Colonial Virginia - Wrapup
students would journal what they thought the item was and what it was used for.
We would then identify and discuss what snuff was, the uses for it in colonial Virginia and the growing and manufacture of it. I would show the Ketcherall's and Fords tobacco labels also found above and have the students observe them in groups making conclusions and then coming together as a class to discuss their findings.
The graph would show the population of people in the Virginia Colony throughout the years. The students could analyze and discuss the changes in the population using both.
I believe it would help my fourth graders understand just how difficult it was to survive and all the different groups of people and cultures it took to survive and the changes made to succeed.
I also want to use the statistics given such as how many people came to Jamestown and yet how many people survived. Also, I would point out the percentage of people who were or had been indentured servants as well as the population numbers between colonists and enslaved Africans in the mid to late 1700's.
I would like students to evaluate some of these primary sources such as pictures, ads, letters, etc and have students compare and contrast lives of the indentured servants vs. the slaves in Virginia.
Discuss and explain bias and propaganda in primary sources.

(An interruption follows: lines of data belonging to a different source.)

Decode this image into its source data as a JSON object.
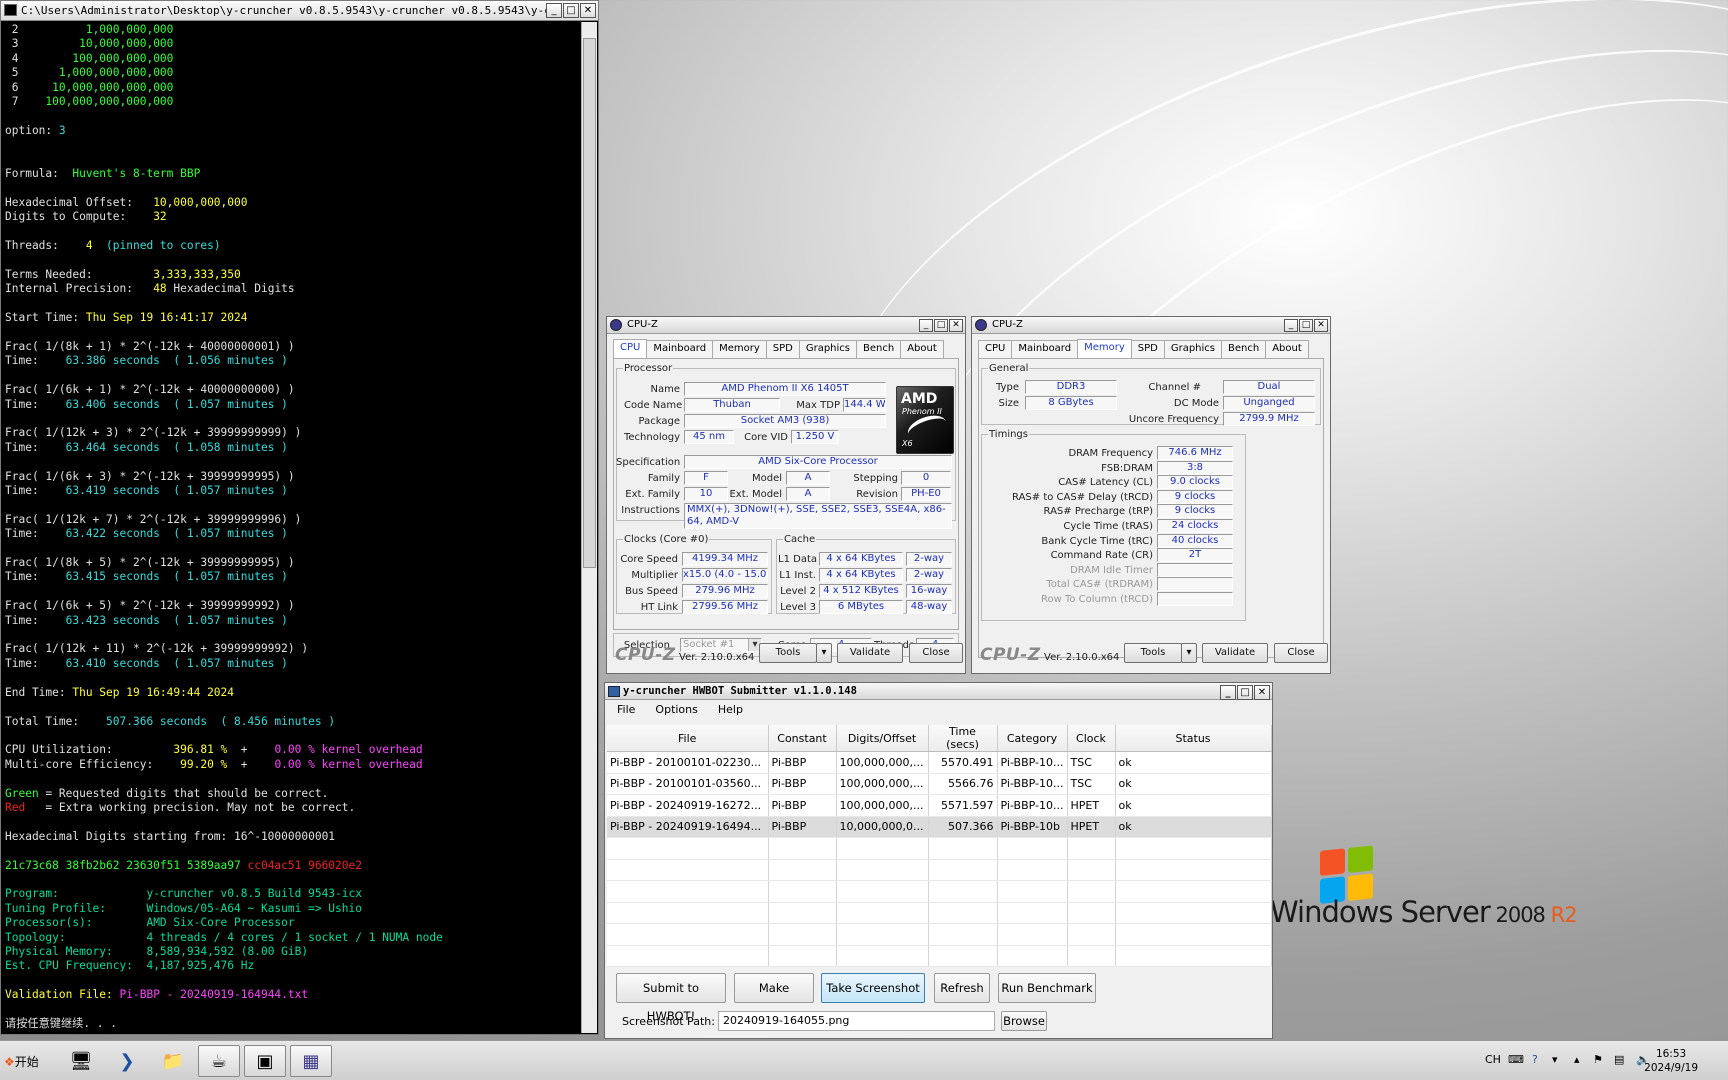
{
  "console": {
    "title": "C:\\Users\\Administrator\\Desktop\\y-cruncher v0.8.5.9543\\y-cruncher v0.8.5.9543\\y-c...",
    "options": [
      {
        "n": "2",
        "v": "1,000,000,000"
      },
      {
        "n": "3",
        "v": "10,000,000,000"
      },
      {
        "n": "4",
        "v": "100,000,000,000"
      },
      {
        "n": "5",
        "v": "1,000,000,000,000"
      },
      {
        "n": "6",
        "v": "10,000,000,000,000"
      },
      {
        "n": "7",
        "v": "100,000,000,000,000"
      }
    ],
    "option_label": "option: ",
    "option_value": "3",
    "formula_label": "Formula:  ",
    "formula_value": "Huvent's 8-term BBP",
    "hex_offset_label": "Hexadecimal Offset:   ",
    "hex_offset_value": "10,000,000,000",
    "digits_label": "Digits to Compute:    ",
    "digits_value": "32",
    "threads_label": "Threads:    ",
    "threads_value": "4",
    "threads_note": "  (pinned to cores)",
    "terms_label": "Terms Needed:         ",
    "terms_value": "3,333,333,350",
    "precision_label": "Internal Precision:   ",
    "precision_value": "48",
    "precision_unit": " Hexadecimal Digits",
    "start_label": "Start Time: ",
    "start_value": "Thu Sep 19 16:41:17 2024",
    "fracs": [
      {
        "f": "Frac( 1/(8k + 1) * 2^(-12k + 40000000001) )",
        "t": "63.386 seconds  ( 1.056 minutes )"
      },
      {
        "f": "Frac( 1/(6k + 1) * 2^(-12k + 40000000000) )",
        "t": "63.406 seconds  ( 1.057 minutes )"
      },
      {
        "f": "Frac( 1/(12k + 3) * 2^(-12k + 39999999999) )",
        "t": "63.464 seconds  ( 1.058 minutes )"
      },
      {
        "f": "Frac( 1/(6k + 3) * 2^(-12k + 39999999995) )",
        "t": "63.419 seconds  ( 1.057 minutes )"
      },
      {
        "f": "Frac( 1/(12k + 7) * 2^(-12k + 39999999996) )",
        "t": "63.422 seconds  ( 1.057 minutes )"
      },
      {
        "f": "Frac( 1/(8k + 5) * 2^(-12k + 39999999995) )",
        "t": "63.415 seconds  ( 1.057 minutes )"
      },
      {
        "f": "Frac( 1/(6k + 5) * 2^(-12k + 39999999992) )",
        "t": "63.423 seconds  ( 1.057 minutes )"
      },
      {
        "f": "Frac( 1/(12k + 11) * 2^(-12k + 39999999992) )",
        "t": "63.410 seconds  ( 1.057 minutes )"
      }
    ],
    "time_label": "Time:    ",
    "end_label": "End Time: ",
    "end_value": "Thu Sep 19 16:49:44 2024",
    "total_label": "Total Time:    ",
    "total_value": "507.366 seconds  ( 8.456 minutes )",
    "cpu_util_label": "CPU Utilization:         ",
    "cpu_util_value": "396.81 %",
    "cpu_util_kernel": "0.00 % kernel overhead",
    "multicore_label": "Multi-core Efficiency:    ",
    "multicore_value": "99.20 %",
    "multicore_kernel": "0.00 % kernel overhead",
    "plus": "  +    ",
    "legend_green": "Green",
    "legend_green_text": " = Requested digits that should be correct.",
    "legend_red": "Red",
    "legend_red_text": "   = Extra working precision. May not be correct.",
    "hex_start": "Hexadecimal Digits starting from: 16^-10000000001",
    "digits_green": "21c73c68 38fb2b62 23630f51 5389aa97",
    "digits_red": " cc04ac51 966020e2",
    "program_label": "Program:             ",
    "program_value": "y-cruncher v0.8.5 Build 9543-icx",
    "tuning_label": "Tuning Profile:      ",
    "tuning_value": "Windows/05-A64 ~ Kasumi => Ushio",
    "processor_label": "Processor(s):        ",
    "processor_value": "AMD Six-Core Processor",
    "topology_label": "Topology:            ",
    "topology_value": "4 threads / 4 cores / 1 socket / 1 NUMA node",
    "memory_label": "Physical Memory:     ",
    "memory_value": "8,589,934,592 (8.00 GiB)",
    "freq_label": "Est. CPU Frequency:  ",
    "freq_value": "4,187,925,476 Hz",
    "validation_label": "Validation File: ",
    "validation_value": "Pi-BBP - 20240919-164944.txt",
    "press_key": "请按任意键继续. . ."
  },
  "cpuz_cpu": {
    "title": "CPU-Z",
    "tabs": [
      "CPU",
      "Mainboard",
      "Memory",
      "SPD",
      "Graphics",
      "Bench",
      "About"
    ],
    "active_tab": "CPU",
    "processor_group": "Processor",
    "name_label": "Name",
    "name": "AMD Phenom II X6 1405T",
    "codename_label": "Code Name",
    "codename": "Thuban",
    "maxtdp_label": "Max TDP",
    "maxtdp": "144.4 W",
    "package_label": "Package",
    "package": "Socket AM3 (938)",
    "tech_label": "Technology",
    "tech": "45 nm",
    "corevid_label": "Core VID",
    "corevid": "1.250 V",
    "spec_label": "Specification",
    "spec": "AMD Six-Core Processor",
    "family_label": "Family",
    "family": "F",
    "model_label": "Model",
    "model": "A",
    "stepping_label": "Stepping",
    "stepping": "0",
    "extfamily_label": "Ext. Family",
    "extfamily": "10",
    "extmodel_label": "Ext. Model",
    "extmodel": "A",
    "revision_label": "Revision",
    "revision": "PH-E0",
    "instr_label": "Instructions",
    "instructions": "MMX(+), 3DNow!(+), SSE, SSE2, SSE3, SSE4A, x86-64, AMD-V",
    "logo_line1": "AMD",
    "logo_line2": "Phenom II",
    "logo_line3": "X6",
    "clocks_group": "Clocks (Core #0)",
    "corespeed_label": "Core Speed",
    "corespeed": "4199.34 MHz",
    "multiplier_label": "Multiplier",
    "multiplier": "x15.0 (4.0 - 15.0)",
    "busspeed_label": "Bus Speed",
    "busspeed": "279.96 MHz",
    "htlink_label": "HT Link",
    "htlink": "2799.56 MHz",
    "cache_group": "Cache",
    "l1d_label": "L1 Data",
    "l1d": "4 x 64 KBytes",
    "l1d_way": "2-way",
    "l1i_label": "L1 Inst.",
    "l1i": "4 x 64 KBytes",
    "l1i_way": "2-way",
    "l2_label": "Level 2",
    "l2": "4 x 512 KBytes",
    "l2_way": "16-way",
    "l3_label": "Level 3",
    "l3": "6 MBytes",
    "l3_way": "48-way",
    "selection_label": "Selection",
    "selection": "Socket #1",
    "cores_label": "Cores",
    "cores": "4",
    "threads_label": "Threads",
    "threads": "4",
    "brand": "CPU-Z",
    "version": "Ver. 2.10.0.x64",
    "tools": "Tools",
    "validate": "Validate",
    "close": "Close"
  },
  "cpuz_mem": {
    "title": "CPU-Z",
    "tabs": [
      "CPU",
      "Mainboard",
      "Memory",
      "SPD",
      "Graphics",
      "Bench",
      "About"
    ],
    "active_tab": "Memory",
    "general_group": "General",
    "type_label": "Type",
    "type": "DDR3",
    "channel_label": "Channel #",
    "channel": "Dual",
    "size_label": "Size",
    "size": "8 GBytes",
    "dcmode_label": "DC Mode",
    "dcmode": "Unganged",
    "uncore_label": "Uncore Frequency",
    "uncore": "2799.9 MHz",
    "timings_group": "Timings",
    "timings": [
      {
        "label": "DRAM Frequency",
        "value": "746.6 MHz",
        "dim": false
      },
      {
        "label": "FSB:DRAM",
        "value": "3:8",
        "dim": false
      },
      {
        "label": "CAS# Latency (CL)",
        "value": "9.0 clocks",
        "dim": false
      },
      {
        "label": "RAS# to CAS# Delay (tRCD)",
        "value": "9 clocks",
        "dim": false
      },
      {
        "label": "RAS# Precharge (tRP)",
        "value": "9 clocks",
        "dim": false
      },
      {
        "label": "Cycle Time (tRAS)",
        "value": "24 clocks",
        "dim": false
      },
      {
        "label": "Bank Cycle Time (tRC)",
        "value": "40 clocks",
        "dim": false
      },
      {
        "label": "Command Rate (CR)",
        "value": "2T",
        "dim": false
      },
      {
        "label": "DRAM Idle Timer",
        "value": "",
        "dim": true
      },
      {
        "label": "Total CAS# (tRDRAM)",
        "value": "",
        "dim": true
      },
      {
        "label": "Row To Column (tRCD)",
        "value": "",
        "dim": true
      }
    ],
    "brand": "CPU-Z",
    "version": "Ver. 2.10.0.x64",
    "tools": "Tools",
    "validate": "Validate",
    "close": "Close"
  },
  "hwbot": {
    "title": "y-cruncher HWBOT Submitter v1.1.0.148",
    "menu": [
      "File",
      "Options",
      "Help"
    ],
    "columns": [
      "File",
      "Constant",
      "Digits/Offset",
      "Time (secs)",
      "Category",
      "Clock",
      "Status"
    ],
    "rows": [
      [
        "Pi-BBP - 20100101-02230...",
        "Pi-BBP",
        "100,000,000,...",
        "5570.491",
        "Pi-BBP-10...",
        "TSC",
        "ok"
      ],
      [
        "Pi-BBP - 20100101-03560...",
        "Pi-BBP",
        "100,000,000,...",
        "5566.76",
        "Pi-BBP-10...",
        "TSC",
        "ok"
      ],
      [
        "Pi-BBP - 20240919-16272...",
        "Pi-BBP",
        "100,000,000,...",
        "5571.597",
        "Pi-BBP-10...",
        "HPET",
        "ok"
      ],
      [
        "Pi-BBP - 20240919-16494...",
        "Pi-BBP",
        "10,000,000,0...",
        "507.366",
        "Pi-BBP-10b",
        "HPET",
        "ok"
      ]
    ],
    "submit": "Submit to HWBOT!",
    "make_datafile": "Make Datafile",
    "take_screenshot": "Take Screenshot",
    "refresh": "Refresh",
    "run_benchmark": "Run Benchmark",
    "path_label": "Screenshot Path:",
    "path_value": "20240919-164055.png",
    "browse": "Browse"
  },
  "desktop": {
    "logo_text": "Windows Server",
    "logo_year": "2008",
    "logo_r2": "R2"
  },
  "taskbar": {
    "start": "开始",
    "lang": "CH",
    "time": "16:53",
    "date": "2024/9/19"
  }
}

As educators, when talking about Colonial Virginia and looking particularly at cash crops . . . we must consider the various viewpoints: white (influential) male landowners, poor white landowners, women, Native Virginians, indentured servants, and slaves.
Since tobacco became the first (successful) crop in Virginia, looking at early tobacco farming tools would be beneficial. Currently, the rage in antique shopping is purchasing a genuine tobacco basket. I have old one hanging in my house (and we have no land ties to growing tobacco in my family). There are many stores that sell (reproduction) tobacco baskets and all the "farmhouse" designers use them in their decor. This would be a great teaching tool to utilize in the classroom. Whether you bring in and discuss a primary source (original tobacco basket) or a secondary source (reproduction basket) . . . it could make history come alive in the classroom.
Day 1: Field trip to Mount Vernon - observing and investigating housing, cooking, tools, games, how slaves lived on the plantation. Complete essay: If I lived on Mount Vernon Plantation during the Colonial period, on any given day, I would see, hear, taste, smell...
Day Two: This Land is My Land. Agriculture: Who, How, Why? Plant seeds back in classroom. Debate: Whose land is it?
Day 3: Let's Play a Game: Linking present day games to games Colonial children played.
Day 4: A Colonial Celebration: Students dress in colonial garb and share a Colonial celebration.
Beyond the Textbook: Colonial Labor
This page compares what textbooks say about labor in colonial America with the approach historians take which considers labor by women, Native Americans, and African Americans in addition to white males working outside the home. It also features primary sources that demonstrate the complexity of work in this period.
Slavery and the Making of America
This companion website to the PBS television show Slavery and the Making of America relates experiences of slaves in America featuring audio of oral histories collected through the Works Progress Administration (WPA) in the 1930s.
Historian Ellen Holmes Pearson provides insights into the lives of teenagers in colonial North America.